_Task to complete_
Below are the records. State how many of their lines hold the word "kind", and add nothing else.

===== Available records

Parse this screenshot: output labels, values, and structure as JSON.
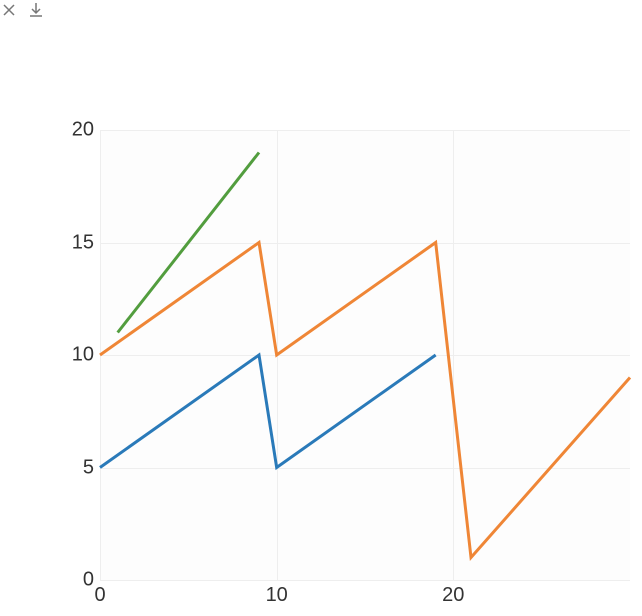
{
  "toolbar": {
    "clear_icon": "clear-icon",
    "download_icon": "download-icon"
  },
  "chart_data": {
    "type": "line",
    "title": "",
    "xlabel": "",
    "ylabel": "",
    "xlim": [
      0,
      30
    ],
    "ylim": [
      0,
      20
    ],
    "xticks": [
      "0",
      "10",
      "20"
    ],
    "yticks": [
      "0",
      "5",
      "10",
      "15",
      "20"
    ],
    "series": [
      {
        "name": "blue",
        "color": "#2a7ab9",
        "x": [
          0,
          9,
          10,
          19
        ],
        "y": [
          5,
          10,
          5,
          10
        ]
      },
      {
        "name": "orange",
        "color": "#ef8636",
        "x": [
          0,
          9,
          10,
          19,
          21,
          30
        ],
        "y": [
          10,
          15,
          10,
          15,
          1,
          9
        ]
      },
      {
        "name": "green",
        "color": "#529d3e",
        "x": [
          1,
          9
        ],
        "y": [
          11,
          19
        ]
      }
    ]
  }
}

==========
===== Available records

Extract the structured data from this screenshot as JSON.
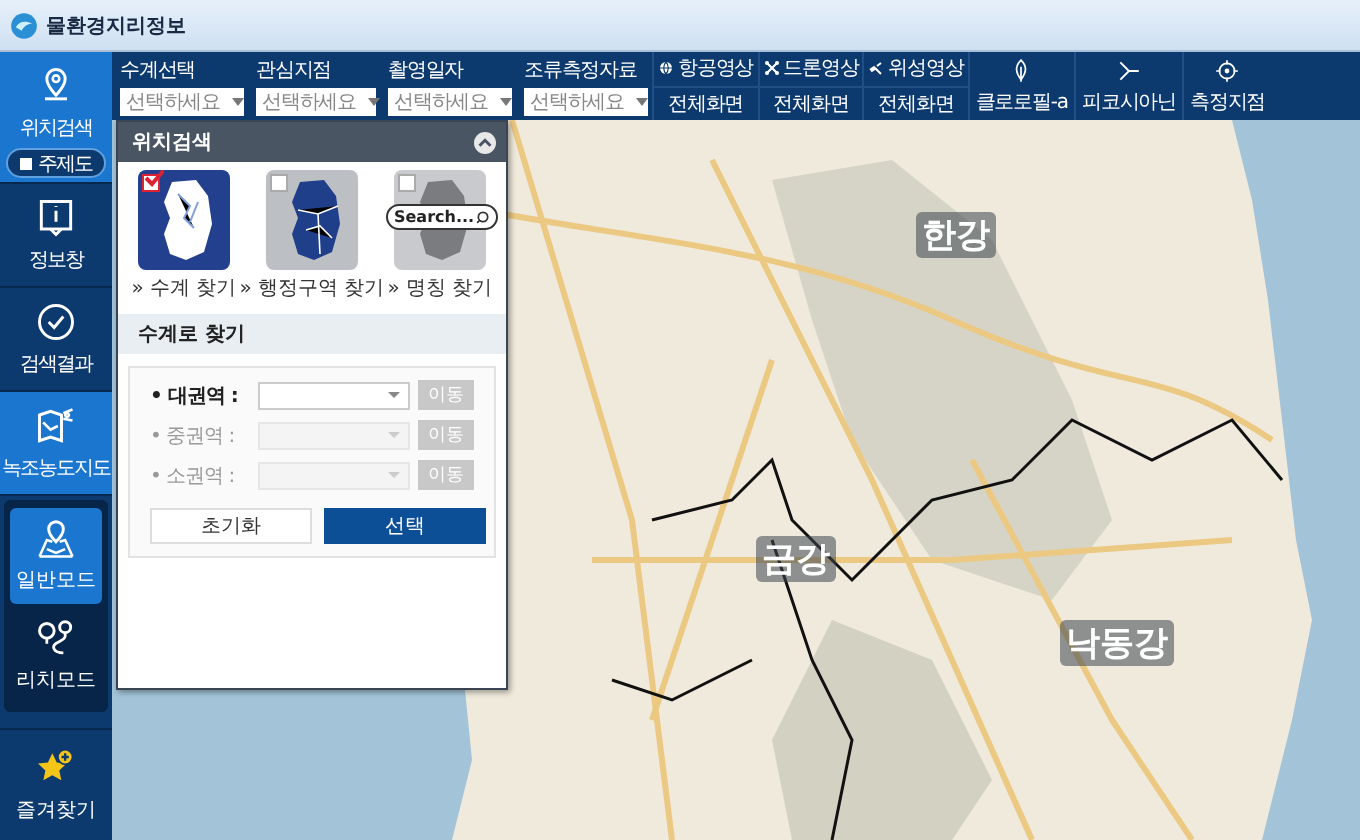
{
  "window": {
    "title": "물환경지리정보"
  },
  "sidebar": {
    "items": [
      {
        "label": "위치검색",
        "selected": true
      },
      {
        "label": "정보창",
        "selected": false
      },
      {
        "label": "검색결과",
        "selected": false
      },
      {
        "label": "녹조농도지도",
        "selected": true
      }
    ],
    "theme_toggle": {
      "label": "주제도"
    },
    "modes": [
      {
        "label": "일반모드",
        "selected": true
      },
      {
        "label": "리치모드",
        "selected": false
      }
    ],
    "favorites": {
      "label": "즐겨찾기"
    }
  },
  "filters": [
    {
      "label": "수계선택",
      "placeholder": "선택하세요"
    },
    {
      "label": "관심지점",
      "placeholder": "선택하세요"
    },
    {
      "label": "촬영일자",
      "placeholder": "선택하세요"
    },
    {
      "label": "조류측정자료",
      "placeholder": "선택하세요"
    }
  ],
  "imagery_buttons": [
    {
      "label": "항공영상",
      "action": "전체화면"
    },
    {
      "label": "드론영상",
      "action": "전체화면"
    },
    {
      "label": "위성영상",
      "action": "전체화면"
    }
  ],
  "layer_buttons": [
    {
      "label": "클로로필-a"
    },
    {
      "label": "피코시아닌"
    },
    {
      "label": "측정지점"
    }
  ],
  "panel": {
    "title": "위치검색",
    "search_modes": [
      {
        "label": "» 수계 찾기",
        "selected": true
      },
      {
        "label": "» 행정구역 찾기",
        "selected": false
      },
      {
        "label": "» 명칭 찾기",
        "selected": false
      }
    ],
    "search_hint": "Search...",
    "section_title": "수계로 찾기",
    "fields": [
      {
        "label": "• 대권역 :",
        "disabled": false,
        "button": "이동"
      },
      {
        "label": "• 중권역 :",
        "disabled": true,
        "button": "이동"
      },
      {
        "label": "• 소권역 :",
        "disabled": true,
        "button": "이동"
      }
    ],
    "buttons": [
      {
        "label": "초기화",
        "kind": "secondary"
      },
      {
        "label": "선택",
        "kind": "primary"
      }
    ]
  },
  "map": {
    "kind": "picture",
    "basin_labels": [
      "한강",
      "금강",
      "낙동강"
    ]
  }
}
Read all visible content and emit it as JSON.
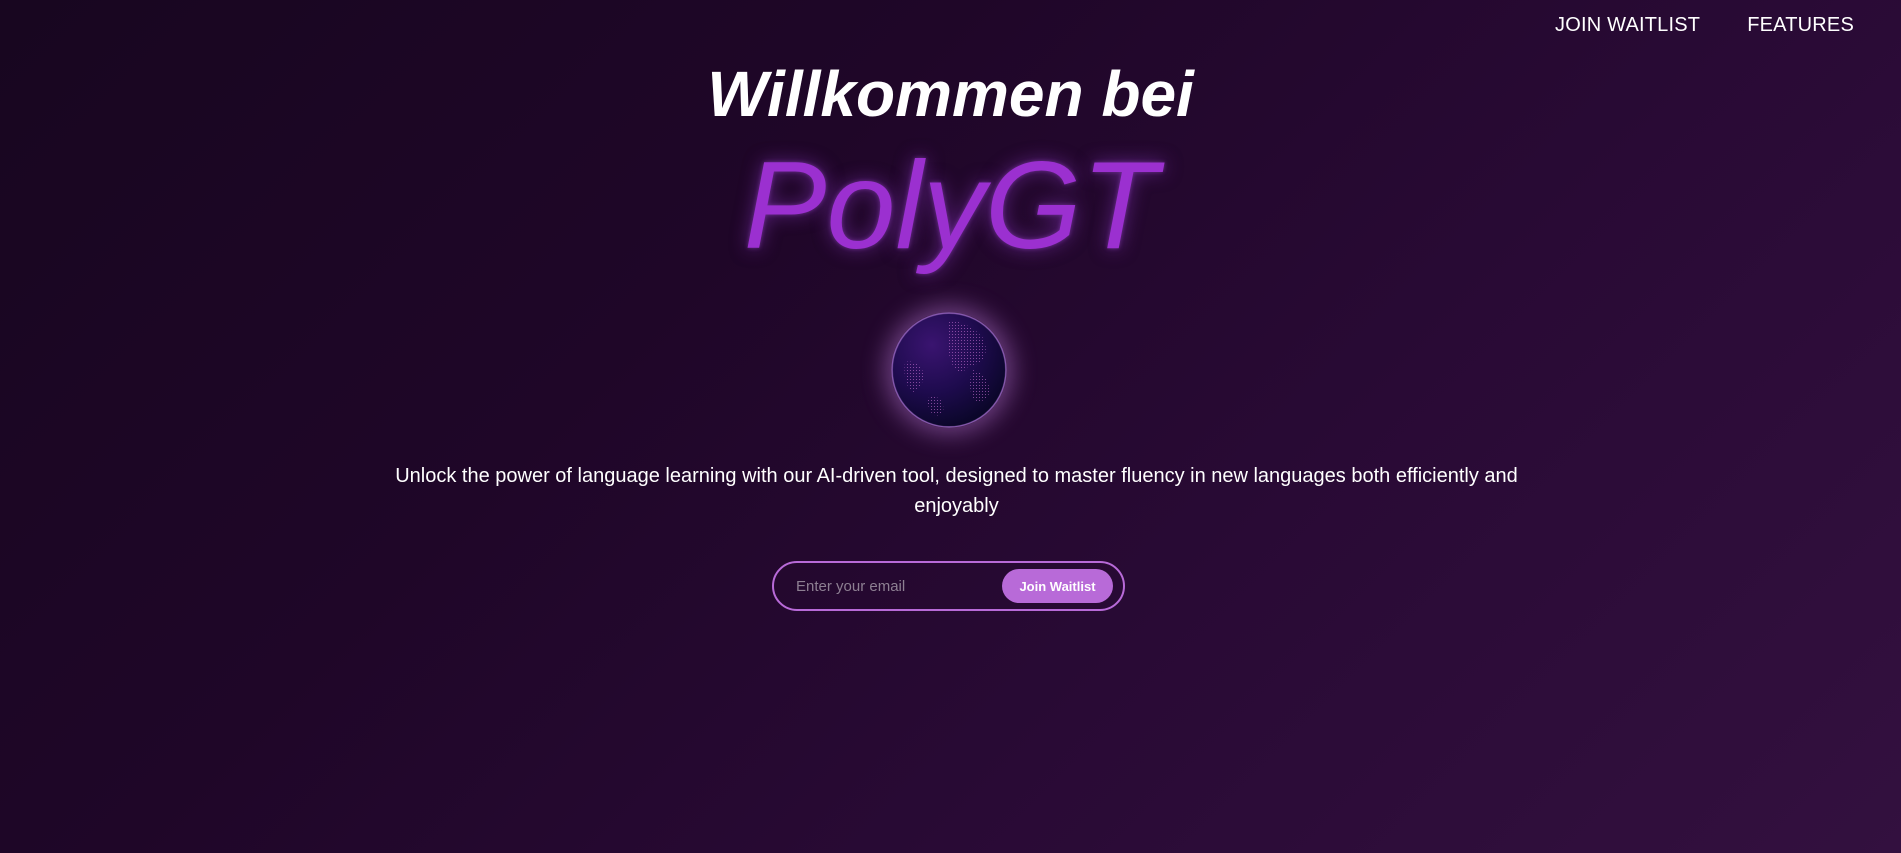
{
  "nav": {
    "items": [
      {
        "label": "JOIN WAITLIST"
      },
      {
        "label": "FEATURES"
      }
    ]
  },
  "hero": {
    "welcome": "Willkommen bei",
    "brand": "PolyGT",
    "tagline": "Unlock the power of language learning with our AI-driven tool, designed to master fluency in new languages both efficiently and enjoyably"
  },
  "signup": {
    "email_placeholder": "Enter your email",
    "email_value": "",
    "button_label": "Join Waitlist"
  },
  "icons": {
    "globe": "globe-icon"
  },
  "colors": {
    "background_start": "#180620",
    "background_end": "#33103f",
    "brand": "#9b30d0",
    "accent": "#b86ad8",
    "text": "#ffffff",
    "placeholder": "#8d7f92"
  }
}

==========
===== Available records

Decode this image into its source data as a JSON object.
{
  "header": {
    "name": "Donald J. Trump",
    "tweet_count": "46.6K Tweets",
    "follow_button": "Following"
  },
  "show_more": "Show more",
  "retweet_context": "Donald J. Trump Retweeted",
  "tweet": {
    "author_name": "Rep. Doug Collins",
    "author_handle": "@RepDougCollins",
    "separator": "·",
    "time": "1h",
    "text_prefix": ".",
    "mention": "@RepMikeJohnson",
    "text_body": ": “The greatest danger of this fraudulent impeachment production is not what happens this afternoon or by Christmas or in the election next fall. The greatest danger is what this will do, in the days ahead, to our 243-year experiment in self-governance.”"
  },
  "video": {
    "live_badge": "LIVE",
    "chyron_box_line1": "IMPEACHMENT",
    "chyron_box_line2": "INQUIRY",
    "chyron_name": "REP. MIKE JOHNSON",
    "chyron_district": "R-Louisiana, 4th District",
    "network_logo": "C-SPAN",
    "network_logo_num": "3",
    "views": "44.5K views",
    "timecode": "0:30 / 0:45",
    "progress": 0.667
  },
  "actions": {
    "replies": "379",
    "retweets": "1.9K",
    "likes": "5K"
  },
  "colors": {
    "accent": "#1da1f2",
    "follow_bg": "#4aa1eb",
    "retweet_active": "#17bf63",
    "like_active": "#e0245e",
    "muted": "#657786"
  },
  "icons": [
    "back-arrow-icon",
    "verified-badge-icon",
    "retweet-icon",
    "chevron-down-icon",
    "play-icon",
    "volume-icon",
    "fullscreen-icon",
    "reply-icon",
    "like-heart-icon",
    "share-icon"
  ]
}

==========

_Exercise solution_
3